### Exercise requirements
Write out all of the lines below, exactly and completely.

======== Extracted material

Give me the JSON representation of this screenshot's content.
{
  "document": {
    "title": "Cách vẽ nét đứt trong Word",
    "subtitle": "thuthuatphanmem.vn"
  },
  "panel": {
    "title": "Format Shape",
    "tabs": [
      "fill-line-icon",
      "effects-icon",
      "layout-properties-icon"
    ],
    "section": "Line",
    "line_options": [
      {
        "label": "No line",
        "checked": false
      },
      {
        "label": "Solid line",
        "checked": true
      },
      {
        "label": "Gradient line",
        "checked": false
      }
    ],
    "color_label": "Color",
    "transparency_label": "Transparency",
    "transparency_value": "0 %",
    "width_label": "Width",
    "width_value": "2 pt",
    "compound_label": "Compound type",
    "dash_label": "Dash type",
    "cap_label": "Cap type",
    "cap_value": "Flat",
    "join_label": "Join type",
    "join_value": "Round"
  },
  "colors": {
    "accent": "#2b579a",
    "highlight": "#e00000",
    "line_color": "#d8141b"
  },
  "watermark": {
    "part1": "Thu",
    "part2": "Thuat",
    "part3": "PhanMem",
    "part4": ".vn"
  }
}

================

### Solved exercise
Give me the JSON representation of this screenshot's content.
{
  "document": {
    "title": "Cách vẽ nét đứt trong Word",
    "subtitle": "thuthuatphanmem.vn"
  },
  "panel": {
    "title": "Format Shape",
    "tabs": [
      "fill-line-icon",
      "effects-icon",
      "layout-properties-icon"
    ],
    "section": "Line",
    "line_options": [
      {
        "label": "No line",
        "checked": false
      },
      {
        "label": "Solid line",
        "checked": true
      },
      {
        "label": "Gradient line",
        "checked": false
      }
    ],
    "color_label": "Color",
    "transparency_label": "Transparency",
    "transparency_value": "0 %",
    "width_label": "Width",
    "width_value": "2 pt",
    "compound_label": "Compound type",
    "dash_label": "Dash type",
    "cap_label": "Cap type",
    "cap_value": "Flat",
    "join_label": "Join type",
    "join_value": "Round"
  },
  "colors": {
    "accent": "#2b579a",
    "highlight": "#e00000",
    "line_color": "#d8141b"
  },
  "watermark": {
    "part1": "Thu",
    "part2": "Thuat",
    "part3": "PhanMem",
    "part4": ".vn"
  }
}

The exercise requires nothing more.